* [Brief] Please repeat the records exactly. The pictures are to be left out.

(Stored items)
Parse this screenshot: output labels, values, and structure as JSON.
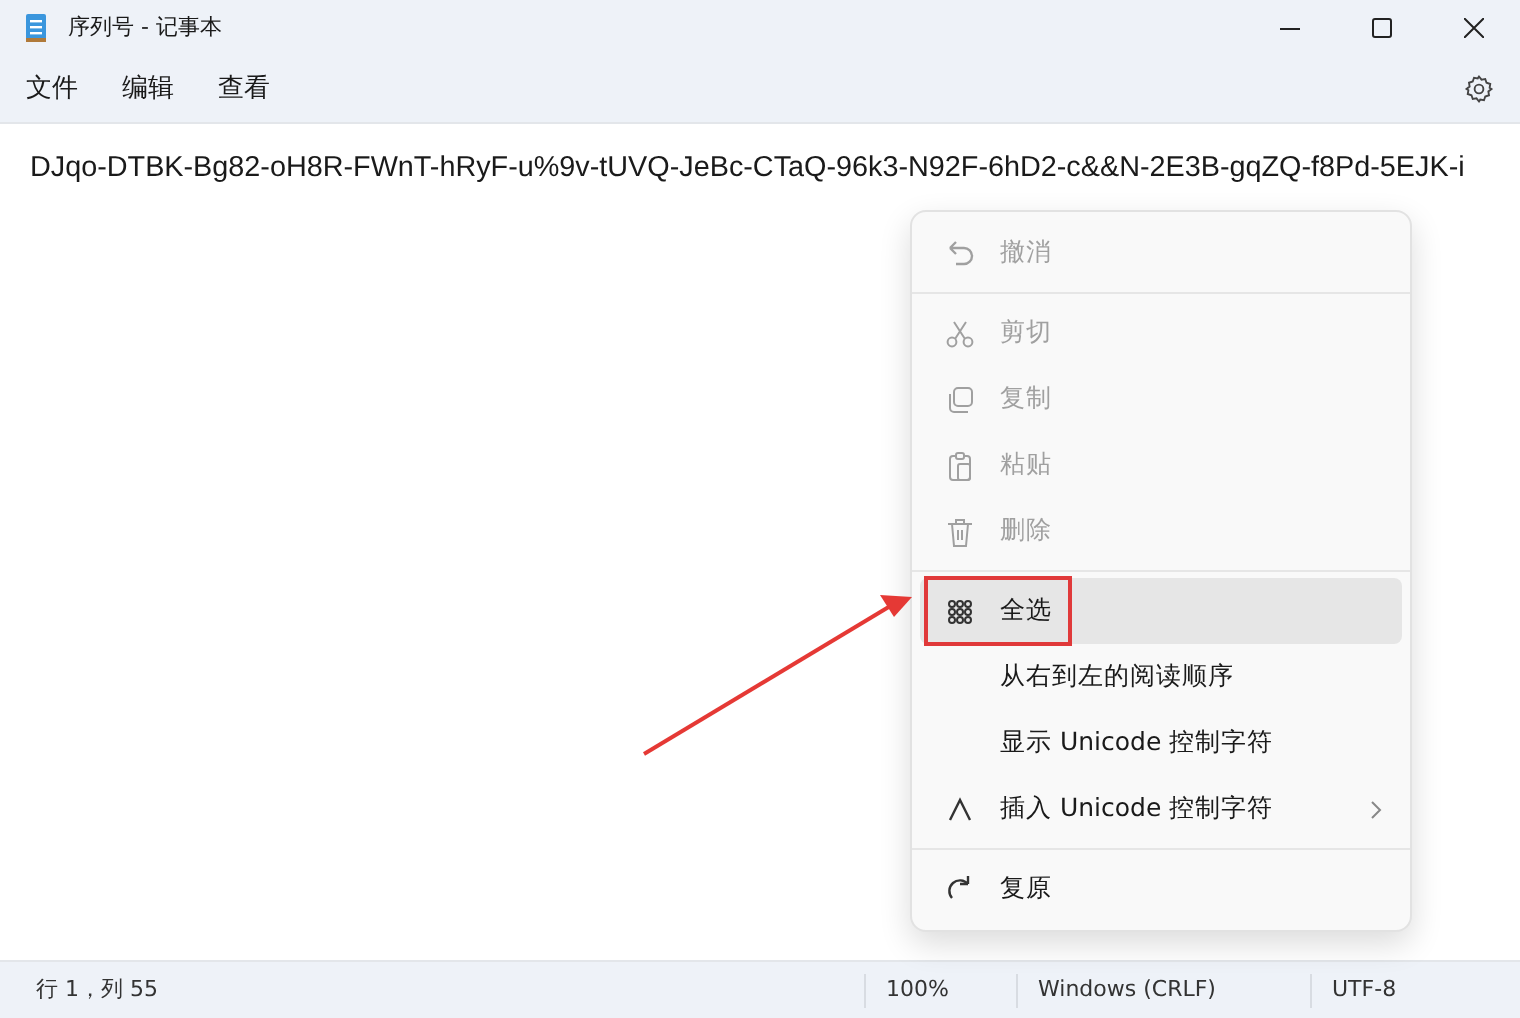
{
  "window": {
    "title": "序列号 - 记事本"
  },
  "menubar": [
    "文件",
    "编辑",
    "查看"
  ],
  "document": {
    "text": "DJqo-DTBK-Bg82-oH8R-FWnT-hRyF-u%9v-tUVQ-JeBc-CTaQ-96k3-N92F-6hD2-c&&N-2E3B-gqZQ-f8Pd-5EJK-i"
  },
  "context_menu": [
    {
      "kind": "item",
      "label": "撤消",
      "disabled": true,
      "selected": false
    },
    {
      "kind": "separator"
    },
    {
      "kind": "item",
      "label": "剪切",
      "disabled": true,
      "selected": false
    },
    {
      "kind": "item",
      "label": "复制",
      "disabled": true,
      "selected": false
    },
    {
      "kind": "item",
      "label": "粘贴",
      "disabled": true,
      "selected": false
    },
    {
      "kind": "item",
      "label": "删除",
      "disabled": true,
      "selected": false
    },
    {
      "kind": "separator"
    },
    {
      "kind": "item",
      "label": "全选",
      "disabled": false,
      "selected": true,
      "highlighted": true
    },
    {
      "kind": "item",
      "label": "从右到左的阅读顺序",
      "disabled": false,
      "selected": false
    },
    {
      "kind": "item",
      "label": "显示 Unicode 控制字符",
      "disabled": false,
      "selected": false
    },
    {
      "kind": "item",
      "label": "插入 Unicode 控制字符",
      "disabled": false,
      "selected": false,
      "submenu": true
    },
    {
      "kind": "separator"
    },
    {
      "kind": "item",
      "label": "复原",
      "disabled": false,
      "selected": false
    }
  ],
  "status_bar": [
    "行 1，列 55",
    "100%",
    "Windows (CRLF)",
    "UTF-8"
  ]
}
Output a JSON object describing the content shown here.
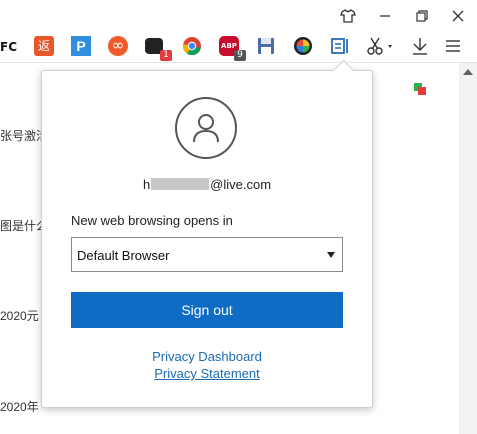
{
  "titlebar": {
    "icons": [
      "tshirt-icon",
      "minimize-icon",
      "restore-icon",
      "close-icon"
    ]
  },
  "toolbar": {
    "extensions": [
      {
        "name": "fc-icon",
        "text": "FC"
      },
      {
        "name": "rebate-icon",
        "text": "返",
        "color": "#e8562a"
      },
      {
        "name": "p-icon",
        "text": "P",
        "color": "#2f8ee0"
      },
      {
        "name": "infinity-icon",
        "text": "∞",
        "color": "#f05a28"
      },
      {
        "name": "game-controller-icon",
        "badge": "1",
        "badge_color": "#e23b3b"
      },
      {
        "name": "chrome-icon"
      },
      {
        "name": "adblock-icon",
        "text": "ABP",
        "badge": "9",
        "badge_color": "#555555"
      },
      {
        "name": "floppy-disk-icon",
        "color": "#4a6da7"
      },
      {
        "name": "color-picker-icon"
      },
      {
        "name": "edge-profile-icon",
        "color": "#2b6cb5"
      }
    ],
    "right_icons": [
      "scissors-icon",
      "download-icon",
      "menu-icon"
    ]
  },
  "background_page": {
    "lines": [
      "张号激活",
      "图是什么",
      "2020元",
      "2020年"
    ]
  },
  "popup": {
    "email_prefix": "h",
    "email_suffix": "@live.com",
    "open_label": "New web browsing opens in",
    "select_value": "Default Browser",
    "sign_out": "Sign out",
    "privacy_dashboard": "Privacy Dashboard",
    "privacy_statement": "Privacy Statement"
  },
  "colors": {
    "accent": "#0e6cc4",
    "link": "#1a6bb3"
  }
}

* [Result of the exercise]
Parse this screenshot: output labels, values, and structure as JSON.
{
  "window": {
    "title": "序列号 - 记事本"
  },
  "menubar": [
    "文件",
    "编辑",
    "查看"
  ],
  "document": {
    "text": "DJqo-DTBK-Bg82-oH8R-FWnT-hRyF-u%9v-tUVQ-JeBc-CTaQ-96k3-N92F-6hD2-c&&N-2E3B-gqZQ-f8Pd-5EJK-i"
  },
  "context_menu": [
    {
      "kind": "item",
      "label": "撤消",
      "disabled": true,
      "selected": false
    },
    {
      "kind": "separator"
    },
    {
      "kind": "item",
      "label": "剪切",
      "disabled": true,
      "selected": false
    },
    {
      "kind": "item",
      "label": "复制",
      "disabled": true,
      "selected": false
    },
    {
      "kind": "item",
      "label": "粘贴",
      "disabled": true,
      "selected": false
    },
    {
      "kind": "item",
      "label": "删除",
      "disabled": true,
      "selected": false
    },
    {
      "kind": "separator"
    },
    {
      "kind": "item",
      "label": "全选",
      "disabled": false,
      "selected": true,
      "highlighted": true
    },
    {
      "kind": "item",
      "label": "从右到左的阅读顺序",
      "disabled": false,
      "selected": false
    },
    {
      "kind": "item",
      "label": "显示 Unicode 控制字符",
      "disabled": false,
      "selected": false
    },
    {
      "kind": "item",
      "label": "插入 Unicode 控制字符",
      "disabled": false,
      "selected": false,
      "submenu": true
    },
    {
      "kind": "separator"
    },
    {
      "kind": "item",
      "label": "复原",
      "disabled": false,
      "selected": false
    }
  ],
  "status_bar": [
    "行 1，列 55",
    "100%",
    "Windows (CRLF)",
    "UTF-8"
  ]
}
Output a JSON object describing the content shown here.
{
  "titlebar": {
    "icons": [
      "tshirt-icon",
      "minimize-icon",
      "restore-icon",
      "close-icon"
    ]
  },
  "toolbar": {
    "extensions": [
      {
        "name": "fc-icon",
        "text": "FC"
      },
      {
        "name": "rebate-icon",
        "text": "返",
        "color": "#e8562a"
      },
      {
        "name": "p-icon",
        "text": "P",
        "color": "#2f8ee0"
      },
      {
        "name": "infinity-icon",
        "text": "∞",
        "color": "#f05a28"
      },
      {
        "name": "game-controller-icon",
        "badge": "1",
        "badge_color": "#e23b3b"
      },
      {
        "name": "chrome-icon"
      },
      {
        "name": "adblock-icon",
        "text": "ABP",
        "badge": "9",
        "badge_color": "#555555"
      },
      {
        "name": "floppy-disk-icon",
        "color": "#4a6da7"
      },
      {
        "name": "color-picker-icon"
      },
      {
        "name": "edge-profile-icon",
        "color": "#2b6cb5"
      }
    ],
    "right_icons": [
      "scissors-icon",
      "download-icon",
      "menu-icon"
    ]
  },
  "background_page": {
    "lines": [
      "张号激活",
      "图是什么",
      "2020元",
      "2020年"
    ]
  },
  "popup": {
    "email_prefix": "h",
    "email_suffix": "@live.com",
    "open_label": "New web browsing opens in",
    "select_value": "Default Browser",
    "sign_out": "Sign out",
    "privacy_dashboard": "Privacy Dashboard",
    "privacy_statement": "Privacy Statement"
  },
  "colors": {
    "accent": "#0e6cc4",
    "link": "#1a6bb3"
  }
}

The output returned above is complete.